Dataset rows describing interfaces
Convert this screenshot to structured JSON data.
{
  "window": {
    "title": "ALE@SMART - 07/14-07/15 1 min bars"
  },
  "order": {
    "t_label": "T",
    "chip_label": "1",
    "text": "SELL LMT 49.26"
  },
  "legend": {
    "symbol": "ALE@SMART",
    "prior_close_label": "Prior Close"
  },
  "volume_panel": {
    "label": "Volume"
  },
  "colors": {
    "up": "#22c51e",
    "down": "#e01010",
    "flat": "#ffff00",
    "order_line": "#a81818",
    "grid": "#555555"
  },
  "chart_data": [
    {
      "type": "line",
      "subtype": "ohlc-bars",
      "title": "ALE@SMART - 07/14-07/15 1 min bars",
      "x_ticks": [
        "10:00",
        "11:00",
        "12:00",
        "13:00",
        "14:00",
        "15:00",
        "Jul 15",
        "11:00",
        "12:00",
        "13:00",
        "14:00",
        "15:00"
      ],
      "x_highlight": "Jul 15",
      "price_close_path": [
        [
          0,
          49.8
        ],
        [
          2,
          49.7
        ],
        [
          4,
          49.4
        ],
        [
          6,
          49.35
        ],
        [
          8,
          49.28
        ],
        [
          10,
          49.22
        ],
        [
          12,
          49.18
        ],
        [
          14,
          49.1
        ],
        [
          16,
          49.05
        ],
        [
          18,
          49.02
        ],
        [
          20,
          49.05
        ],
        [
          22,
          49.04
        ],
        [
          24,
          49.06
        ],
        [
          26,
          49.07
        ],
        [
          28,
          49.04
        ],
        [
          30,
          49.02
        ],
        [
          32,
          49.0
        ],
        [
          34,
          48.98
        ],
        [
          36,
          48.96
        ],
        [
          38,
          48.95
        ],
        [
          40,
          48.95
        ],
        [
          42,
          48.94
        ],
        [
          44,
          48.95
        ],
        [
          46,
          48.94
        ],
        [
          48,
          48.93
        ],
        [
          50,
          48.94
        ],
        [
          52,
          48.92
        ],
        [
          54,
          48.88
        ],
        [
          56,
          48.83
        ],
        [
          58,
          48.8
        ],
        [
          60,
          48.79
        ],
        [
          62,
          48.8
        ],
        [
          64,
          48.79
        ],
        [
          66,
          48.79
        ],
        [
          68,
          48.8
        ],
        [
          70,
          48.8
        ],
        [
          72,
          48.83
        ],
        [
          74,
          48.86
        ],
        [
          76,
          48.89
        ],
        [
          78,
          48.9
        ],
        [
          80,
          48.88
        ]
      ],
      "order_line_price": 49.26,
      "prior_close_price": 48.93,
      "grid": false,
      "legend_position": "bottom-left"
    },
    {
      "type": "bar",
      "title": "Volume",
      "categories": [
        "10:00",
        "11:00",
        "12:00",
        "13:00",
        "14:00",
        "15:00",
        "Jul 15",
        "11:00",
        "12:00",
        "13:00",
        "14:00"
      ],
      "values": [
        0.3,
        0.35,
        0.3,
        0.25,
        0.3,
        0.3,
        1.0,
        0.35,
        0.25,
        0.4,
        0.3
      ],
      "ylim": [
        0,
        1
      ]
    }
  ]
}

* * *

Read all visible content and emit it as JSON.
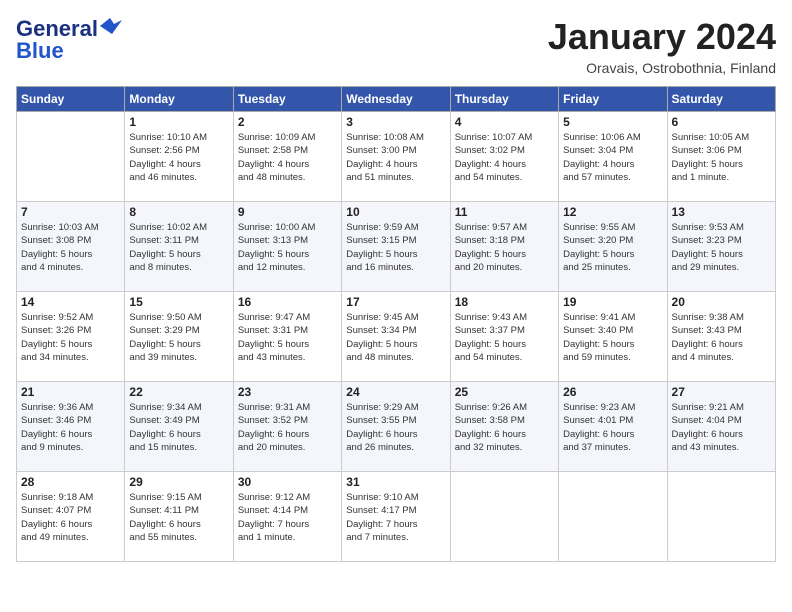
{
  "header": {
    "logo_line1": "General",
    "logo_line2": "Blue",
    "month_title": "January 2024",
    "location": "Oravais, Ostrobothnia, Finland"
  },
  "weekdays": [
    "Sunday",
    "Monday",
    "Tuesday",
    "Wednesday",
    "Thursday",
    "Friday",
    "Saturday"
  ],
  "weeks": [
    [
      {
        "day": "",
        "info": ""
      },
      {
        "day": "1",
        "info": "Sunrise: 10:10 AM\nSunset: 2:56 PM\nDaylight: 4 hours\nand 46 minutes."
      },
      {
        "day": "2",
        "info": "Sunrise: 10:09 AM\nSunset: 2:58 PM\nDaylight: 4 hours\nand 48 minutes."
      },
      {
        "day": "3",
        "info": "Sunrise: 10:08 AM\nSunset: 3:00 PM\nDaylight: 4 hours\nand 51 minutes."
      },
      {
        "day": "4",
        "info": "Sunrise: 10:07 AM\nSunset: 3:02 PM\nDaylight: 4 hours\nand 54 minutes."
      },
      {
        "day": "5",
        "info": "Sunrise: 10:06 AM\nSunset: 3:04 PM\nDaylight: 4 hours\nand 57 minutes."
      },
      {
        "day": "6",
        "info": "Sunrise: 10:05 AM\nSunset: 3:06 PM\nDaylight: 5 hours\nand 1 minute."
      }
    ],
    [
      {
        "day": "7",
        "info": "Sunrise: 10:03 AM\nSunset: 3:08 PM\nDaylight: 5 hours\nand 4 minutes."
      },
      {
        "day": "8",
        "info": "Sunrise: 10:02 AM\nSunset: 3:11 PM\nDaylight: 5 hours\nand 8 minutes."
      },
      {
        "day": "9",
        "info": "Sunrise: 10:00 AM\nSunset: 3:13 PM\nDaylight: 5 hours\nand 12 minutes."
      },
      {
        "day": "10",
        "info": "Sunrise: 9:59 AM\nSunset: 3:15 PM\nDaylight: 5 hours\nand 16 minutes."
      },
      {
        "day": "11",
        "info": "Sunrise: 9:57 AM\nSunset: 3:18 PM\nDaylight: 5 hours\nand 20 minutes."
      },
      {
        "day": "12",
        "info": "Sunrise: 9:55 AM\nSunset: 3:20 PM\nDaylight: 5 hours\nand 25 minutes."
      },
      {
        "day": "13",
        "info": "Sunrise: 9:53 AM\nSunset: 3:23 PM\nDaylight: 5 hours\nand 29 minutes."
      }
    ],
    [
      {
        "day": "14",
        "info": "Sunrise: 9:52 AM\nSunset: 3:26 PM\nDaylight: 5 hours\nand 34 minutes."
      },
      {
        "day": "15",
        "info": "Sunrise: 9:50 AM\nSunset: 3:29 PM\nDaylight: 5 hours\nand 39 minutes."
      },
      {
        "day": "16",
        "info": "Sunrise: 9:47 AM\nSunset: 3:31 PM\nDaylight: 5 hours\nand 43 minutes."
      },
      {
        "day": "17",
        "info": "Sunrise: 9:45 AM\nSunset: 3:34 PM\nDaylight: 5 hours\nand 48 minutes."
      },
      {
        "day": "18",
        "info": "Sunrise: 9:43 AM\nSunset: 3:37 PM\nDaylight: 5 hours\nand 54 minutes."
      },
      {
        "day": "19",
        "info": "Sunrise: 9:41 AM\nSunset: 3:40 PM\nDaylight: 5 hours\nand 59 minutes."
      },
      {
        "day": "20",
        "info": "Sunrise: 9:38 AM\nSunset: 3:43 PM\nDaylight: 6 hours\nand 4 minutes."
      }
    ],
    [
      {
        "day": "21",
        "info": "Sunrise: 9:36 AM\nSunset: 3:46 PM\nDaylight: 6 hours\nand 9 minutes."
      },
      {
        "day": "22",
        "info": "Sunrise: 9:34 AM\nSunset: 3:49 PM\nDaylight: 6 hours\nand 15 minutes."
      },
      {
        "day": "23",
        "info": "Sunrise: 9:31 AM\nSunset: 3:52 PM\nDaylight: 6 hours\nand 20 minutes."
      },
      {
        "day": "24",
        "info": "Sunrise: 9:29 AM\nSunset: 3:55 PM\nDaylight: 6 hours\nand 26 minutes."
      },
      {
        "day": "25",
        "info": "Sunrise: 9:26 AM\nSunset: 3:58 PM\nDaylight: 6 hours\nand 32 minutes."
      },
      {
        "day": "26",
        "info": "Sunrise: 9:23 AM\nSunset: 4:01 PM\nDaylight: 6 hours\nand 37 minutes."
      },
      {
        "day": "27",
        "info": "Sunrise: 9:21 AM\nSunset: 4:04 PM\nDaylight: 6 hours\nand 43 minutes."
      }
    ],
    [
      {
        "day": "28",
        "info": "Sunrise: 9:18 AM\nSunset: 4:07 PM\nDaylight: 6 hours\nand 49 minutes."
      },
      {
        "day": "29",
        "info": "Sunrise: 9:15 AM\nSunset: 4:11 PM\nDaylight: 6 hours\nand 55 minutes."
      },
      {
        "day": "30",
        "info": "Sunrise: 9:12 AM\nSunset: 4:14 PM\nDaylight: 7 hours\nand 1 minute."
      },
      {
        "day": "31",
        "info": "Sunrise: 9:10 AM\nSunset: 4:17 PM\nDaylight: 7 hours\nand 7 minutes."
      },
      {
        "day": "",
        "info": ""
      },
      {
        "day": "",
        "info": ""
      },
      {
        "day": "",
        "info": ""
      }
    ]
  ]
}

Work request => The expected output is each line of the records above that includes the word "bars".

Output of the task =>
    "title": "ALE@SMART - 07/14-07/15 1 min bars"
      "subtype": "ohlc-bars",
      "title": "ALE@SMART - 07/14-07/15 1 min bars",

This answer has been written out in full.